» Required work
The output must match the entries below exactly.

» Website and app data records
++++++++

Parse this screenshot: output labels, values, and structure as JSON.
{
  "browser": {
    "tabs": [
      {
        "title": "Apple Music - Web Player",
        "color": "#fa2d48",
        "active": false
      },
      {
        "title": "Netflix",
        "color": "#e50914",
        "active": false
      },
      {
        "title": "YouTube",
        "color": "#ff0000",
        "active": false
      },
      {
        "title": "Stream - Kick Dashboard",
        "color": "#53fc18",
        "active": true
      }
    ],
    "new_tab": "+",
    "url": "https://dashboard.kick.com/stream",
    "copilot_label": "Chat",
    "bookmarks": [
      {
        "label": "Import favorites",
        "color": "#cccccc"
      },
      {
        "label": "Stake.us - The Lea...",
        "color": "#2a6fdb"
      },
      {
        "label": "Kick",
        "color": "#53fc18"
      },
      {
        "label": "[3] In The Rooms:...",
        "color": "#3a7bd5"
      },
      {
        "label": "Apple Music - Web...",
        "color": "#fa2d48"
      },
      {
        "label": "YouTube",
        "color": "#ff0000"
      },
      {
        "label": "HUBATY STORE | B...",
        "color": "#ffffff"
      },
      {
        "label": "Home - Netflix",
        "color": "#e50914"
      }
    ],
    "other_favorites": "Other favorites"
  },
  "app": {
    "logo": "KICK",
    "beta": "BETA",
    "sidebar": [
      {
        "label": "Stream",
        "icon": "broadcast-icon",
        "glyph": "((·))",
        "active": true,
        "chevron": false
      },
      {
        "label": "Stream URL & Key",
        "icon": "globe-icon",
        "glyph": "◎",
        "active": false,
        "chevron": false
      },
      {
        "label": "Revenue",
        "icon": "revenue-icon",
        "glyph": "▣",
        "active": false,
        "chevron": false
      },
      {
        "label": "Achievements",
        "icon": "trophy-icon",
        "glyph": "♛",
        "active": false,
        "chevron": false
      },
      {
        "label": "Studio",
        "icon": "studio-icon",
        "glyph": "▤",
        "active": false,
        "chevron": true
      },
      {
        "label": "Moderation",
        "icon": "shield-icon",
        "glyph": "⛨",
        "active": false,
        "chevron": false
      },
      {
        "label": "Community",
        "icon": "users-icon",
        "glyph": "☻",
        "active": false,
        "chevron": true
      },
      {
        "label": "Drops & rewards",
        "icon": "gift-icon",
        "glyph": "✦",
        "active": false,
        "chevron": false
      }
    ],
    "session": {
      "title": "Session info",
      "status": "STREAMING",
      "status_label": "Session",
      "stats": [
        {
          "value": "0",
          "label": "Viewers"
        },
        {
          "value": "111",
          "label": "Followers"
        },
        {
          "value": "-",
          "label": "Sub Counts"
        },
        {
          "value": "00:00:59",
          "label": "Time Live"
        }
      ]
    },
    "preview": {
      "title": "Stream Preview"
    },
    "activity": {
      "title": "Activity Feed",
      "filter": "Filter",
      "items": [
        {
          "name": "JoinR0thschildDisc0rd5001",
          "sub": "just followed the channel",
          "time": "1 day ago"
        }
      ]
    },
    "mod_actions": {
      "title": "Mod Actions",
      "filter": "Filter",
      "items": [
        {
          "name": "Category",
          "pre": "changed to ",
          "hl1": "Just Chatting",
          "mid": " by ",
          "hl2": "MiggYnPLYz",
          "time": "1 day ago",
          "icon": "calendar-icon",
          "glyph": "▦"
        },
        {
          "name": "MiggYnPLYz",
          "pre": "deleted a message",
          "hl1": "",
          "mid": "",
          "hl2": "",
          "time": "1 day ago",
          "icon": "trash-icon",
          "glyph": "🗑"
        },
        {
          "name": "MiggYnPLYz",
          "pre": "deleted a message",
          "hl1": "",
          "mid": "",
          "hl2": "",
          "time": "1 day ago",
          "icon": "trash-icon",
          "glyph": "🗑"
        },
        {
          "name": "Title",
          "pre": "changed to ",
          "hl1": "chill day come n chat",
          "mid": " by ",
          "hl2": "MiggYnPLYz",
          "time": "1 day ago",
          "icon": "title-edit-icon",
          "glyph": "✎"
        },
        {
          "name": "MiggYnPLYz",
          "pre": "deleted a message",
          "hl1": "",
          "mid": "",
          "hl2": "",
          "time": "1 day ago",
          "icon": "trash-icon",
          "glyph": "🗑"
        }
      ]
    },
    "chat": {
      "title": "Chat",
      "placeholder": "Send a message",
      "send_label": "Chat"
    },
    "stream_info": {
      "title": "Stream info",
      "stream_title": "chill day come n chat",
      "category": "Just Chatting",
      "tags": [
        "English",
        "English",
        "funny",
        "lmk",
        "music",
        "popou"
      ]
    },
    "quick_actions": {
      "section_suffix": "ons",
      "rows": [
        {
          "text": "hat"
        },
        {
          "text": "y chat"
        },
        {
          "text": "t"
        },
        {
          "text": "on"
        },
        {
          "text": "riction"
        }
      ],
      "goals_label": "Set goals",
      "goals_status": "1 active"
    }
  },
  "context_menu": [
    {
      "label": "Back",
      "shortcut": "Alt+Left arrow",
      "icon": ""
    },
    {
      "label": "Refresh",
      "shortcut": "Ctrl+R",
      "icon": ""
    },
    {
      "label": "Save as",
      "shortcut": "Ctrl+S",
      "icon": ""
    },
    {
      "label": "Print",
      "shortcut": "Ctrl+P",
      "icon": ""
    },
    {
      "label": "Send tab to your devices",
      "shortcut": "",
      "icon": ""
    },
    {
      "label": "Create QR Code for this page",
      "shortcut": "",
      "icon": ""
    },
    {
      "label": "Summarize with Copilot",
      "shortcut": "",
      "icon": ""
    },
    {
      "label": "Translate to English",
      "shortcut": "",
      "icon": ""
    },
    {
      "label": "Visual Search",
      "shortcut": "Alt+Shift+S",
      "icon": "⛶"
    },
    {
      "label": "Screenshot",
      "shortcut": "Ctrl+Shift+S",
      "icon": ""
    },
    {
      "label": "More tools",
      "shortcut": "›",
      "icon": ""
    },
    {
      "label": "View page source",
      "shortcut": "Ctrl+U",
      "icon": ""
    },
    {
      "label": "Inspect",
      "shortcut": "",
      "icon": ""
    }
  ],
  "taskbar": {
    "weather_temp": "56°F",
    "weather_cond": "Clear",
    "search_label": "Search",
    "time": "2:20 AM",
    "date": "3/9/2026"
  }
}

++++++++

» Task response
Parse this screenshot: output labels, values, and structure as JSON.
{
  "browser": {
    "tabs": [
      {
        "title": "Apple Music - Web Player",
        "color": "#fa2d48",
        "active": false
      },
      {
        "title": "Netflix",
        "color": "#e50914",
        "active": false
      },
      {
        "title": "YouTube",
        "color": "#ff0000",
        "active": false
      },
      {
        "title": "Stream - Kick Dashboard",
        "color": "#53fc18",
        "active": true
      }
    ],
    "new_tab": "+",
    "url": "https://dashboard.kick.com/stream",
    "copilot_label": "Chat",
    "bookmarks": [
      {
        "label": "Import favorites",
        "color": "#cccccc"
      },
      {
        "label": "Stake.us - The Lea...",
        "color": "#2a6fdb"
      },
      {
        "label": "Kick",
        "color": "#53fc18"
      },
      {
        "label": "[3] In The Rooms:...",
        "color": "#3a7bd5"
      },
      {
        "label": "Apple Music - Web...",
        "color": "#fa2d48"
      },
      {
        "label": "YouTube",
        "color": "#ff0000"
      },
      {
        "label": "HUBATY STORE | B...",
        "color": "#ffffff"
      },
      {
        "label": "Home - Netflix",
        "color": "#e50914"
      }
    ],
    "other_favorites": "Other favorites"
  },
  "app": {
    "logo": "KICK",
    "beta": "BETA",
    "sidebar": [
      {
        "label": "Stream",
        "icon": "broadcast-icon",
        "glyph": "((·))",
        "active": true,
        "chevron": false
      },
      {
        "label": "Stream URL & Key",
        "icon": "globe-icon",
        "glyph": "◎",
        "active": false,
        "chevron": false
      },
      {
        "label": "Revenue",
        "icon": "revenue-icon",
        "glyph": "▣",
        "active": false,
        "chevron": false
      },
      {
        "label": "Achievements",
        "icon": "trophy-icon",
        "glyph": "♛",
        "active": false,
        "chevron": false
      },
      {
        "label": "Studio",
        "icon": "studio-icon",
        "glyph": "▤",
        "active": false,
        "chevron": true
      },
      {
        "label": "Moderation",
        "icon": "shield-icon",
        "glyph": "⛨",
        "active": false,
        "chevron": false
      },
      {
        "label": "Community",
        "icon": "users-icon",
        "glyph": "☻",
        "active": false,
        "chevron": true
      },
      {
        "label": "Drops & rewards",
        "icon": "gift-icon",
        "glyph": "✦",
        "active": false,
        "chevron": false
      }
    ],
    "session": {
      "title": "Session info",
      "status": "STREAMING",
      "status_label": "Session",
      "stats": [
        {
          "value": "0",
          "label": "Viewers"
        },
        {
          "value": "111",
          "label": "Followers"
        },
        {
          "value": "-",
          "label": "Sub Counts"
        },
        {
          "value": "00:00:59",
          "label": "Time Live"
        }
      ]
    },
    "preview": {
      "title": "Stream Preview"
    },
    "activity": {
      "title": "Activity Feed",
      "filter": "Filter",
      "items": [
        {
          "name": "JoinR0thschildDisc0rd5001",
          "sub": "just followed the channel",
          "time": "1 day ago"
        }
      ]
    },
    "mod_actions": {
      "title": "Mod Actions",
      "filter": "Filter",
      "items": [
        {
          "name": "Category",
          "pre": "changed to ",
          "hl1": "Just Chatting",
          "mid": " by ",
          "hl2": "MiggYnPLYz",
          "time": "1 day ago",
          "icon": "calendar-icon",
          "glyph": "▦"
        },
        {
          "name": "MiggYnPLYz",
          "pre": "deleted a message",
          "hl1": "",
          "mid": "",
          "hl2": "",
          "time": "1 day ago",
          "icon": "trash-icon",
          "glyph": "🗑"
        },
        {
          "name": "MiggYnPLYz",
          "pre": "deleted a message",
          "hl1": "",
          "mid": "",
          "hl2": "",
          "time": "1 day ago",
          "icon": "trash-icon",
          "glyph": "🗑"
        },
        {
          "name": "Title",
          "pre": "changed to ",
          "hl1": "chill day come n chat",
          "mid": " by ",
          "hl2": "MiggYnPLYz",
          "time": "1 day ago",
          "icon": "title-edit-icon",
          "glyph": "✎"
        },
        {
          "name": "MiggYnPLYz",
          "pre": "deleted a message",
          "hl1": "",
          "mid": "",
          "hl2": "",
          "time": "1 day ago",
          "icon": "trash-icon",
          "glyph": "🗑"
        }
      ]
    },
    "chat": {
      "title": "Chat",
      "placeholder": "Send a message",
      "send_label": "Chat"
    },
    "stream_info": {
      "title": "Stream info",
      "stream_title": "chill day come n chat",
      "category": "Just Chatting",
      "tags": [
        "English",
        "English",
        "funny",
        "lmk",
        "music",
        "popou"
      ]
    },
    "quick_actions": {
      "section_suffix": "ons",
      "rows": [
        {
          "text": "hat"
        },
        {
          "text": "y chat"
        },
        {
          "text": "t"
        },
        {
          "text": "on"
        },
        {
          "text": "riction"
        }
      ],
      "goals_label": "Set goals",
      "goals_status": "1 active"
    }
  },
  "context_menu": [
    {
      "label": "Back",
      "shortcut": "Alt+Left arrow",
      "icon": ""
    },
    {
      "label": "Refresh",
      "shortcut": "Ctrl+R",
      "icon": ""
    },
    {
      "label": "Save as",
      "shortcut": "Ctrl+S",
      "icon": ""
    },
    {
      "label": "Print",
      "shortcut": "Ctrl+P",
      "icon": ""
    },
    {
      "label": "Send tab to your devices",
      "shortcut": "",
      "icon": ""
    },
    {
      "label": "Create QR Code for this page",
      "shortcut": "",
      "icon": ""
    },
    {
      "label": "Summarize with Copilot",
      "shortcut": "",
      "icon": ""
    },
    {
      "label": "Translate to English",
      "shortcut": "",
      "icon": ""
    },
    {
      "label": "Visual Search",
      "shortcut": "Alt+Shift+S",
      "icon": "⛶"
    },
    {
      "label": "Screenshot",
      "shortcut": "Ctrl+Shift+S",
      "icon": ""
    },
    {
      "label": "More tools",
      "shortcut": "›",
      "icon": ""
    },
    {
      "label": "View page source",
      "shortcut": "Ctrl+U",
      "icon": ""
    },
    {
      "label": "Inspect",
      "shortcut": "",
      "icon": ""
    }
  ],
  "taskbar": {
    "weather_temp": "56°F",
    "weather_cond": "Clear",
    "search_label": "Search",
    "time": "2:20 AM",
    "date": "3/9/2026"
  }
}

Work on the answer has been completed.